Politics and, “It’s nothing personal”


As the country gears up to vote in the EU Referendum tomorrow I keep hearing one phrase over and over again. From debates in the pub to discussions on Facebook, this one phrase seems to pop up whenever things get a bit heated: “It’s nothing personal”.

“I’m not being funny, but you can think your way and I’ll think mine, it’s nothing personal”. Or, “I like Boris and you don’t – it’s nothing personal”. Or, “So you want to vote Remain but I think we’re better off out? Whatever. It’s nothing personal”.

Except it is. It’s very personal, because politics IS personal.
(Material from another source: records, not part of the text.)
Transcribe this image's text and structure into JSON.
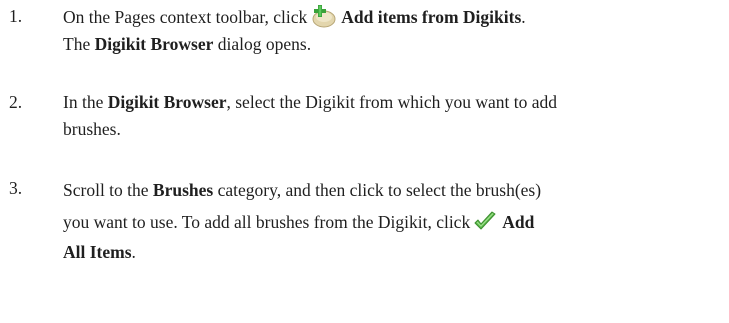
{
  "steps": [
    {
      "number": "1.",
      "line1": {
        "before_icon": "On the Pages context toolbar, click",
        "icon": "add-items-from-digikits-icon",
        "bold_text": "Add items from Digikits",
        "after": "."
      },
      "line2": {
        "before": "The",
        "bold_text": "Digikit Browser",
        "after": "dialog opens."
      }
    },
    {
      "number": "2.",
      "line1": {
        "before": "In the",
        "bold_text": "Digikit Browser",
        "after": ", select the Digikit from which you want to add"
      },
      "line2": {
        "text": "brushes."
      }
    },
    {
      "number": "3.",
      "line1": {
        "before": "Scroll to the",
        "bold_text": "Brushes",
        "after": "category, and then click to select the brush(es)"
      },
      "line2": {
        "before_icon": "you want to use. To add all brushes from the Digikit, click",
        "icon": "checkmark-icon",
        "bold_text": "Add"
      },
      "line3": {
        "bold_text": "All Items",
        "after": "."
      }
    }
  ],
  "colors": {
    "text": "#1f1f1f",
    "add_icon_green": "#3aa23a",
    "add_icon_tan": "#d9c89a",
    "checkmark_green": "#5bb84a"
  }
}
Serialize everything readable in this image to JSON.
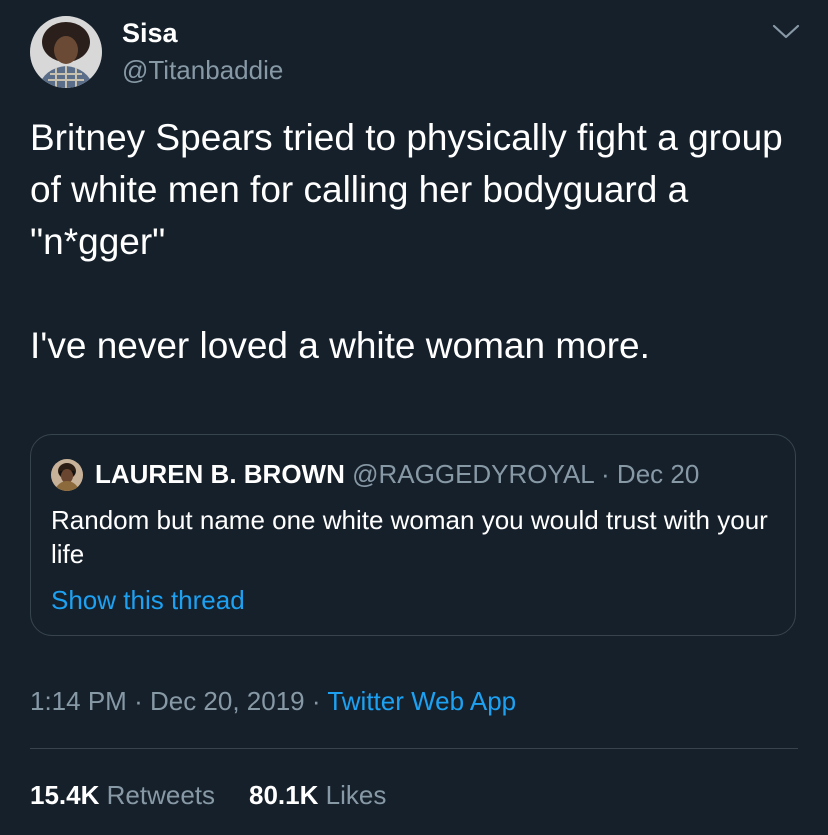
{
  "tweet": {
    "author": {
      "display_name": "Sisa",
      "handle": "@Titanbaddie",
      "avatar_icon": "profile-photo"
    },
    "menu_icon": "chevron-down-icon",
    "body": {
      "paragraph_1": "Britney Spears tried to physically fight a group of white men for calling her bodyguard a \"n*gger\"",
      "paragraph_2": "I've never loved a white woman more."
    },
    "quoted_tweet": {
      "avatar_icon": "profile-photo",
      "display_name": "LAUREN B. BROWN",
      "handle": "@RAGGEDYROYAL",
      "separator": "·",
      "date": "Dec 20",
      "text": "Random but name one white woman you would trust with your life",
      "show_thread_label": "Show this thread"
    },
    "meta": {
      "time": "1:14 PM",
      "separator": "·",
      "date": "Dec 20, 2019",
      "separator_2": "·",
      "source": "Twitter Web App"
    },
    "stats": {
      "retweets_count": "15.4K",
      "retweets_label": "Retweets",
      "likes_count": "80.1K",
      "likes_label": "Likes"
    }
  },
  "colors": {
    "background": "#15202b",
    "primary_text": "#ffffff",
    "secondary_text": "#8899a6",
    "accent": "#1da1f2",
    "border": "#38444d"
  }
}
From hospitals to housing, immigration to education, these are all issues which directly affect us, our children and our children’s children. Anyone who thinks these debates are just about some distant, far-off ideas which don’t really have any impact on our lives is kidding themselves. The EU Referendum is a big deal, and I think the reason it’s got people on both sides of the argument so heated is because of the truly personal nature of the outcome.

There are some people who shy away from discussing their political views, terrified they might offend someone or get pulled into a discussion where they have to defend their ideas with people intent on changing them. I’m not one of those people. I wear my politics on my sleeve (left-wing, Remain, if you’re asking) and I’m not afraid to defend them.

I’ll tell you now that if the side I want to win doesn’t win tomorrow I’ll be upset. I’ll probably take to Twitter to have a good old moan. In the heat of the moment I’ll blame you if you voted the other way and I’ll probably secretly think your decision was based on some kind of thinly veiled racism.

However, that’s not to say I won’t like you. I’m sure I have many friends and family – people I love dearly – who won’t vote the same way as me. If we all had the same views the world would be a boring place and, when I’m not passionately outraged at a political situation, I can appreciate this.

When all is calm I know that it’s these differences which make us interesting. And when all is calm I know that your motivations for voting are the same as mine: you care about your family, your children’s future, your place in the world. You believe that you’re voting the right way, just as I believe that I’m voting the right way.

I can accept these differences and still hold love for anyone who doesn’t see the world the way I do (unless you’re Nigel Farage, Michael Gove or Boris Johnson – there really is no love here for you, sorry). But what I can’t accept is that this isn’t personal and it’s “just politics”.

It’s never “just politics”. Not when we’re talking about real people, real futures and real beliefs.




(P.S. Vote Remain. That is all.)




  1. says

    It’s hard, though, Molly, you’re much more grown up than me!

    It took me until well past the age of 30 until I could even contemplate being good friends with someone who voted the opposite way to me! These days, I have one or two chums who vote that way, but only because we agree never to talk about politics, education, public services, military action etc.

    I’m still not sure I could be friends with someone if I found out they supported UKIP, for example, and I unfriend and unfollow anyone who shares their content, or Britain First or anything of that nature, on my social media. Politics is very personal, and I was 100% raised to believe your politics are an indicator of your values.

  2. says

    Rationally I know you’re right that people are all choosing to believe what they think is best for themselves and their children. I like to tell myself that if I meet Out voters I won’t judge them. But the reality is that, for me, you could only vote Out if you (1) haven’t REALLY researched or understood all the arguments which are overwhelmingly telling us that Brexit will be BAD for this country or (2) you do understand the arguments but you are still voting Out which, sorry, but then I can’t help but think it’s coming from an ideological place of wanting our small island back for ourselves i.e. you’re at best a xenophobe and at worst a racist.
    So, really, I’m totally judging.
    (I’m also totally panicking. It might happen, it really, really might happen.)

  3. says

    I haven’t joined in any debates or made a full on status on FB, the only place I have seen any divide.It’s only this week that I took note of those who are voting out, which is very few.I had at first decided to unfollow, not unfriend them but decided I’d wait it out until the weekend.It’s not only the result I fear but the fallout from the result. I can imagine that right now, that there is a network of people planning to cause riots across Britain’s cities.

  4. says

    Like you Molly, I will be voting remain today. What has got to me is the older generations (seen on the endless footage on the TV) thinking that youngsters haven’t thought this through. It’s extremely patronising. I think that the younger generations understand the global issues that we face and it’s better to be together.

  5. says

    Well said! I don’t actually know anyone who’s voting leave but I remember heated debates with friends before the Scottish referendum – it was HUGE; it was about our futures and our children’s futures and we were all voting for the option we thought would best protect our loved ones; but only one person in my social circle felt the need to unfriend 50% of the people she knew on Facebook.

Leave a Reply

Your email address will not be published. Required fields are marked *